In her 2019 lawsuit, Meredith Downes accused ISU of wage discrimination and retaliation, in violation of Title VII of the Civil Rights Act of 1964 and the Equal Pay Act. Downes has worked as a professor in the Management and Qualitative Methods department in ISU’s College of Business since 1997.

In his ruling, U.S. District Court Judge Michael Mihm rejected Downes’ claims that she suffered retaliation by former department chair Roberta Trites after the professor made comments about another former chair. Mihm also dismissed claims that Downes was consistently paid less than male professors and denied opportunities offered to colleagues in the department.

Mihm noted that ISU’s process for awarding raises includes salary inversion, where newly-hired professors are paid higher salaries than long-tenured faculty based on market salaries at the time they are hired.

“Salary inversion and salary compression are systemic issues at ISU,” Mihm said in his decision.

The professor did not dispute the above-standard ratings she received in annual performance evaluations. Based on his review of ratings and salary ranges of other professors, Mihm concluded that “ISU’s merit-based system was used to determine raises, and not Downes’ gender.”

The judge also found that Downes’ retaliation claim fell short of legal requirements for a federal violation. Downes retained her position as a full professor without changes in her teaching, research or service activities, Mihm noted.

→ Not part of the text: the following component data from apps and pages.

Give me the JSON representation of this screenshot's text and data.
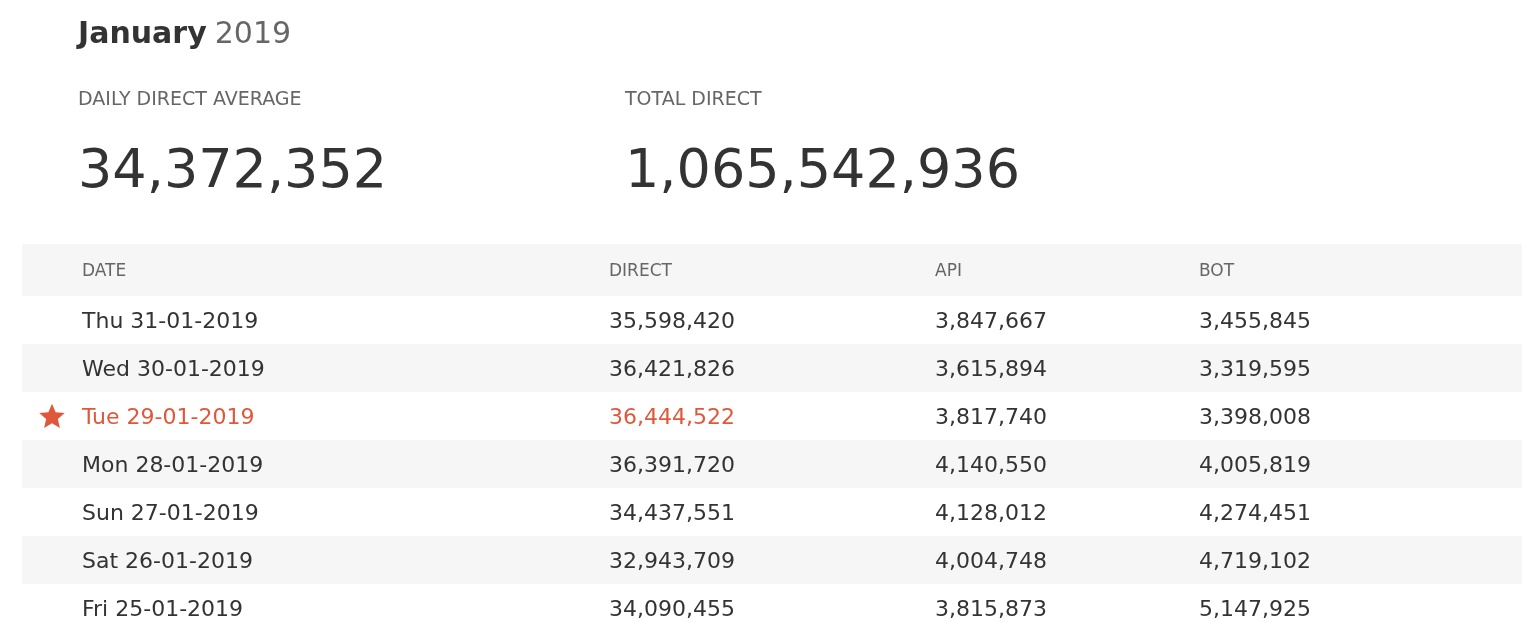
{
  "heading": {
    "month": "January",
    "year": "2019"
  },
  "stats": [
    {
      "label": "DAILY DIRECT AVERAGE",
      "value": "34,372,352"
    },
    {
      "label": "TOTAL DIRECT",
      "value": "1,065,542,936"
    }
  ],
  "table": {
    "columns": [
      "DATE",
      "DIRECT",
      "API",
      "BOT"
    ],
    "rows": [
      {
        "starred": false,
        "cells": [
          "Thu 31-01-2019",
          "35,598,420",
          "3,847,667",
          "3,455,845"
        ]
      },
      {
        "starred": false,
        "cells": [
          "Wed 30-01-2019",
          "36,421,826",
          "3,615,894",
          "3,319,595"
        ]
      },
      {
        "starred": true,
        "cells": [
          "Tue 29-01-2019",
          "36,444,522",
          "3,817,740",
          "3,398,008"
        ]
      },
      {
        "starred": false,
        "cells": [
          "Mon 28-01-2019",
          "36,391,720",
          "4,140,550",
          "4,005,819"
        ]
      },
      {
        "starred": false,
        "cells": [
          "Sun 27-01-2019",
          "34,437,551",
          "4,128,012",
          "4,274,451"
        ]
      },
      {
        "starred": false,
        "cells": [
          "Sat 26-01-2019",
          "32,943,709",
          "4,004,748",
          "4,719,102"
        ]
      },
      {
        "starred": false,
        "cells": [
          "Fri 25-01-2019",
          "34,090,455",
          "3,815,873",
          "5,147,925"
        ]
      }
    ]
  }
}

Trite recommended Downes receive a “raises beyond the standard” in 2019 and 2020, said the ruling, and advocated for an endowed professor position.

Downes’ lawyer, Robert Porter with Costigan and Wollrab, and ISU spokesman Eric Jome declined comment on the ruling.

Edith began her career as a reporter with The DeWitt County Observer, a weekly newspaper in Clinton. From 2007 to June 2019, Edith covered crime and legal issues for The Pantagraph, a daily newspaper in Bloomington, Illinois. She previously worked as a correspondent for The Pantagraph covering courts and local government issues in central Illinois.